Researchers have figured out a way to improve MRI scans by “lighting up” certain parts of the body using thin layers of diamonds and quantum mechanics.
Imagine a harmless solution or gas containing sub-atomic particles manipulated by quantum technology that when injected or inhaled would “light up” your molecular insides, so they could be scanned at a detail hundreds of times that of the strongest MRI machine. It could lead to faster, cheaper, and more accurate diagnosis of certain tumors, for example, at a molecular level.
But this isn’t science fiction—it is theoretically possible and a group of quantum physicists have now shown how it can be done by using light shone through incredibly thin layers of synthetic diamond crystals containing quantum probes.
In results published in Nature Communications, the scientists were able to use the light shone through a diamond layer 100 microns thick to change the magnetic spin of nuclei (the particles at the heart of atoms) within molecules on the diamond surface so that they “hyperpolarize” or line up in the same way. By doing so, the different nuclei produce a stronger magnetic field among themselves.
If a solution or gas containing bio-molecules quantum mechanically adjusted like this were to be injected, it would temporarily generate stronger magnetic fields at corresponding locations in the body.
“One of the applications is that it could allow us to improve the production of molecular contrast agents that target certain parts of the body and ‘light’ up magnetically, significantly increasing the amount of detail that can be picked up by an MRI scan,” says University of Melbourne postdoctoral research physicist Liam Hall.
Beating ‘brute force’
“Hyperpolarized bio-molecules can be injected into patients and travel to tumor sites where they can be monitored in real-time using MRI, or hyperpolarized gases could be inhaled for MRI imaging of the lungs and their function.”
Research team leader Lloyd Hollenberg, the University of Melbourne’s chair of physics, says their quantum technology approach to hyperpolarization is relatively simple in terms of the equipment involved, and has the potential to produce clinically relevant amounts of contrast agents at very high polarization level.
Typical “brute force” approaches to hyperpolarization of the nuclear spins in contrast agent molecules involve placing the sample in very high magnetic fields at very low temperatures – the higher the field, the more spins line up. At room temperature in an MRI machine at the largest magnetic fields considered safe, the level of polarization is extremely low—perhaps 1 spin per million—and dictates the resolution limit of MRI.
“In our experiment, we achieved a polarization level of around 50 percent for polymer molecules on the diamond surface—this is the first time it has been achieved using the diamond-based quantum technology,” says Hollenberg.
“To put it in context, achieving the same level of polarization by brute force we’d need to increase the power of a typical MRI field by a factor of 100,000, and you’re only going to find fields like that in a neutron star.”

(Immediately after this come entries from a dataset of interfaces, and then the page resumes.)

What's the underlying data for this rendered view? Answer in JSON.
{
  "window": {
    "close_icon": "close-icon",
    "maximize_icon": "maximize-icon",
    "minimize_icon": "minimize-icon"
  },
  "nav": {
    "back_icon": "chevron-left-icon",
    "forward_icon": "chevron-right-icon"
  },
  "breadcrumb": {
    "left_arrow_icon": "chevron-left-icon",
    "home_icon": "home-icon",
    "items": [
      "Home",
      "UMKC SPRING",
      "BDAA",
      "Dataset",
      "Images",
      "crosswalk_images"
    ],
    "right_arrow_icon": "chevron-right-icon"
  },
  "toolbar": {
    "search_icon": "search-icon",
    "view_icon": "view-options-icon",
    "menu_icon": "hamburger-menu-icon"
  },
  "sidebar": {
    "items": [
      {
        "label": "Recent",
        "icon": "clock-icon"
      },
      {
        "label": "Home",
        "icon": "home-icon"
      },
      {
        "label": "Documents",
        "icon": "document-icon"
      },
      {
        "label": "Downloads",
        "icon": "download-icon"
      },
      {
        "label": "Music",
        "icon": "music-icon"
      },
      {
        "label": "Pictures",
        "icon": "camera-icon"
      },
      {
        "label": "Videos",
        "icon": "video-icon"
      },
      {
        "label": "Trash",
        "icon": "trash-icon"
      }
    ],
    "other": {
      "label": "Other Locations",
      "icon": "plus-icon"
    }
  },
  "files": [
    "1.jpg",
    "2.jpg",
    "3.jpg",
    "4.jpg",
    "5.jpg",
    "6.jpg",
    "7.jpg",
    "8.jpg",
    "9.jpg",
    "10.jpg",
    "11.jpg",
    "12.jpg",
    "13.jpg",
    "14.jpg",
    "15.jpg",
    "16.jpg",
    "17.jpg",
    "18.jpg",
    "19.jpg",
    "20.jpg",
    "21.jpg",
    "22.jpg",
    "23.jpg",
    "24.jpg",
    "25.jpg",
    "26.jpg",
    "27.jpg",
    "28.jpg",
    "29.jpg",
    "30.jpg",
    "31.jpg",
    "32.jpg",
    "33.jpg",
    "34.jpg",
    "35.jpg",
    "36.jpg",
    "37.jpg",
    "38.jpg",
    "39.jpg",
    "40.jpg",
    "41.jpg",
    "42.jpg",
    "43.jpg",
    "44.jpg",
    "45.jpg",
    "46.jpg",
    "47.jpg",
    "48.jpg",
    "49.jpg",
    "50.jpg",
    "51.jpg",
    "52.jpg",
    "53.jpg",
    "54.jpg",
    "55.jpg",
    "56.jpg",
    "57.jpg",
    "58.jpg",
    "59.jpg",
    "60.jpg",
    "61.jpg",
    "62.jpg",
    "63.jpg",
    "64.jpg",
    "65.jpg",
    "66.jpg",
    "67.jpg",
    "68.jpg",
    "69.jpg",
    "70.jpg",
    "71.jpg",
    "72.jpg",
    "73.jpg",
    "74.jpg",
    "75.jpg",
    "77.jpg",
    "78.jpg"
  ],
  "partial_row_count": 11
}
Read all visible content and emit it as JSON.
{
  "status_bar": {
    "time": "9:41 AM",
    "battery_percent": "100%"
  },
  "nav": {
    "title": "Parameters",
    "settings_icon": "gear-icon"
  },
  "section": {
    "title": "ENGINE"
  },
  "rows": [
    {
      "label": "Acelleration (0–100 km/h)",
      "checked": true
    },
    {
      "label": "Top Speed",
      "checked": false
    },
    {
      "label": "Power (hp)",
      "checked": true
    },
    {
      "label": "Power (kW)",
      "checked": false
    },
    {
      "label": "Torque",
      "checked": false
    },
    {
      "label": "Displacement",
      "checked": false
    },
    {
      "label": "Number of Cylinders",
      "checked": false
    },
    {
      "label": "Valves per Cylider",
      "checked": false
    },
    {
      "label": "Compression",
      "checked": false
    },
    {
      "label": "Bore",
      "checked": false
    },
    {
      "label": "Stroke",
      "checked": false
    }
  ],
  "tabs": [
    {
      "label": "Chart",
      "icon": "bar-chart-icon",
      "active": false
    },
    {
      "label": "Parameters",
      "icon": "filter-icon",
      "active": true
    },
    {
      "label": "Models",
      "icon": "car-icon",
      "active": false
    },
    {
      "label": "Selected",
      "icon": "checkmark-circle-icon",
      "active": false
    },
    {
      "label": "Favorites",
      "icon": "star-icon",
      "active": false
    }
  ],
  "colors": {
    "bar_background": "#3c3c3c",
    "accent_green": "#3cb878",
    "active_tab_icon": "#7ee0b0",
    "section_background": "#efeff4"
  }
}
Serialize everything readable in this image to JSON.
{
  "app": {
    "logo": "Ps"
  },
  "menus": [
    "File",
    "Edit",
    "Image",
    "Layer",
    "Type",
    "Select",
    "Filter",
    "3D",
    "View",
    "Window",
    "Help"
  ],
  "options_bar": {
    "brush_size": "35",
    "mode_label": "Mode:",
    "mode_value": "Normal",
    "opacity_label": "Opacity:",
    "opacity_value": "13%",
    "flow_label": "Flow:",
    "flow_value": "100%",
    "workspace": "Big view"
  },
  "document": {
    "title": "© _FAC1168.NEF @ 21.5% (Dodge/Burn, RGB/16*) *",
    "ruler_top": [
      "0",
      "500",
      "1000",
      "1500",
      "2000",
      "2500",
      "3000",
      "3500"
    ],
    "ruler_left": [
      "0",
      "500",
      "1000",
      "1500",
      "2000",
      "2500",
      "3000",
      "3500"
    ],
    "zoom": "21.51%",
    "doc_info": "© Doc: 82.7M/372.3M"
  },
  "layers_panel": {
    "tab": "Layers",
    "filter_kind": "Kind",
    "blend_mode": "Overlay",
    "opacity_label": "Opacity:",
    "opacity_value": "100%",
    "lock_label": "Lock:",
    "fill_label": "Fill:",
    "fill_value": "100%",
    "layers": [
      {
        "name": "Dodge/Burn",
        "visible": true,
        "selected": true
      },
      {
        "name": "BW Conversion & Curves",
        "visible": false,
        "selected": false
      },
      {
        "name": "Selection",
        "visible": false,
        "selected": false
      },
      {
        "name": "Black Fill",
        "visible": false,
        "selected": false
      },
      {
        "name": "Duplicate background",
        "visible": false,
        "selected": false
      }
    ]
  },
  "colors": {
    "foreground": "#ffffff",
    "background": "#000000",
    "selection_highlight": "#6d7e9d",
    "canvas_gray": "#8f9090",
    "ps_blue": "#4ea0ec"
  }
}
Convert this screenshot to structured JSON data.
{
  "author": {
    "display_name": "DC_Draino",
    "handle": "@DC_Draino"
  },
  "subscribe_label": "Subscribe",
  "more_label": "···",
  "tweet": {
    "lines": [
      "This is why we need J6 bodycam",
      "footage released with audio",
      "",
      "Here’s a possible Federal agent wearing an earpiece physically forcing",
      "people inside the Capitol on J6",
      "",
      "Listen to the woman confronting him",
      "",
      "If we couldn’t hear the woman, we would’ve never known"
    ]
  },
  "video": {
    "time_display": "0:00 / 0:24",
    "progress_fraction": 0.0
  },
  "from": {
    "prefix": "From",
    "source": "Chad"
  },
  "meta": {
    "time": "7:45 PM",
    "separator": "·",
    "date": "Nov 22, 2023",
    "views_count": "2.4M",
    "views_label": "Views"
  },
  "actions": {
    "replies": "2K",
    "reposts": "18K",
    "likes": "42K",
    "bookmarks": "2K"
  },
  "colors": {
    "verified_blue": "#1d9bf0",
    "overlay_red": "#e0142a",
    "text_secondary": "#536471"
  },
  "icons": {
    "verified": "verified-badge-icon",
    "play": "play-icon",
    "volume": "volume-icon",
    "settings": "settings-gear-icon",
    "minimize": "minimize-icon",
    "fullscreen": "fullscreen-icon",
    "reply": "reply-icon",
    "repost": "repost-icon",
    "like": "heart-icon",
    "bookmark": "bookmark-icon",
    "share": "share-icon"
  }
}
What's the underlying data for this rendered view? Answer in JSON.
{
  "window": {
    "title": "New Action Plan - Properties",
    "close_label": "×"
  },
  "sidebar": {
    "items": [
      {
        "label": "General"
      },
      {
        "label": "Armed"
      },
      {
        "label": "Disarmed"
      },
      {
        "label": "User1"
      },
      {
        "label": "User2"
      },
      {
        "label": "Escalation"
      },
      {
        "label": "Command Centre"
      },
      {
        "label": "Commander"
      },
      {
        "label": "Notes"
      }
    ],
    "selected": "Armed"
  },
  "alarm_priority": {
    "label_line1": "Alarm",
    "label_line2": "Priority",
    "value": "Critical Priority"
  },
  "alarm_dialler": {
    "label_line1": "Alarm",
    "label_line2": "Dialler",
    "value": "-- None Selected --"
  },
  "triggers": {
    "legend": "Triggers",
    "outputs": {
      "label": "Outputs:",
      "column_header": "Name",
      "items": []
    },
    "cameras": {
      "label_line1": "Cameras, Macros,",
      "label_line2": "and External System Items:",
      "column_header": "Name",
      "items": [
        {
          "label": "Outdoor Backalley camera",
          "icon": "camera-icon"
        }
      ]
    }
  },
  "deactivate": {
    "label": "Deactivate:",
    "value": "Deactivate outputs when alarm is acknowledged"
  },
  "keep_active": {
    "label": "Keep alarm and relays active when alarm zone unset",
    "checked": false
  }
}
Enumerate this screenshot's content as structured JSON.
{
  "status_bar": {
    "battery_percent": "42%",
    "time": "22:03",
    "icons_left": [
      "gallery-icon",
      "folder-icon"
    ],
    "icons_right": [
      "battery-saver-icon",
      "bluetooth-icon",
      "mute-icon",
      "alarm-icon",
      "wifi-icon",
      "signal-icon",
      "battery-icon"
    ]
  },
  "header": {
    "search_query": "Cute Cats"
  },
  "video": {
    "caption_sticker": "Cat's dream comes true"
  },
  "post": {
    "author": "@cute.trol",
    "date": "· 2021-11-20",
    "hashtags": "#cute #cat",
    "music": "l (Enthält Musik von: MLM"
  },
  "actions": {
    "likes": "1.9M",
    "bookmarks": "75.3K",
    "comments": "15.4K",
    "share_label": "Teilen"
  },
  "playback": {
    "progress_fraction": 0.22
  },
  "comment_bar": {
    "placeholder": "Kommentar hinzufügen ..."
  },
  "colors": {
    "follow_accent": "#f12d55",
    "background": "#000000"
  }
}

While other techniques for hyperpolarization do exist, Hollenberg says the required infrastructure can rival the cost of the MRI machine itself.
Indeed, team member and PhD student David Broadway says their technique “achieves excellent results using fridge magnets and some atomic-level quantum mechanics”.
Green NV systems
That bit of quantum mechanics refers to the remarkable quantum properties of a naturally occurring defect in the lattice of diamond crystals known as the nitrogen-vacancy center (NV). What makes the NV defect special is that the spin of electrons inside the defect are quantum mechanical and can be lined up, or polarized, by illuminating it with a green laser.
“We optimize how the polarized NV center talks to, and effectively transfers its spin state to, the nuclear spins of molecules outside the diamond to line them up.
“In a sense, the quantum probe extracts random spin disorder from the (“hot”) target molecules to produce a (“cold”) spin-aligned state,” say. Hall, who came up with the theoretical concept.
Hall says this quantum mechanical transfer, which was demonstrated using a single quantum NV defect, could be used for solutions of bio-molecules passed over a green-lit diamond sheet containing many of these NV systems.
“Because we don’t modify the contrast agents beyond the polarization of their nuclear spins, this process doesn’t affect the biology or the physiology of a person in any way,” says Hall.
The key challenge now is for the researchers to scale-up the “quantum hyperpolarization” system to create sufficient volumes of contrasting agent molecules without the hyperpolarizing quantum NV probes being too closely packed and disrupting each other.
“If we can tick that box, we can then think about polarizing volumes of MRI contrast agents to a high level for use in MRI scanners found in research labs and hospitals,” says Hollenberg.
Source: University of Melbourne